Your answer should consist of the lines in the following data that contain "Texas".
== Entries supplied ==
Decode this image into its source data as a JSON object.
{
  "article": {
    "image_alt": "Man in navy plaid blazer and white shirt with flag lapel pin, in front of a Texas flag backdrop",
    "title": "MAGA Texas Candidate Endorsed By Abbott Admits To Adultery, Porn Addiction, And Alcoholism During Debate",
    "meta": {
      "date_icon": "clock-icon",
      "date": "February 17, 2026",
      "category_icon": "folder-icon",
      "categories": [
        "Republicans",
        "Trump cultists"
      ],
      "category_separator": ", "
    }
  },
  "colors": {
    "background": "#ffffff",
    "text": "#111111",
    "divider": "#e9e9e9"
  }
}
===
## Solution to this exercise
    "image_alt": "Man in navy plaid blazer and white shirt with flag lapel pin, in front of a Texas flag backdrop",
    "title": "MAGA Texas Candidate Endorsed By Abbott Admits To Adultery, Porn Addiction, And Alcoholism During Debate",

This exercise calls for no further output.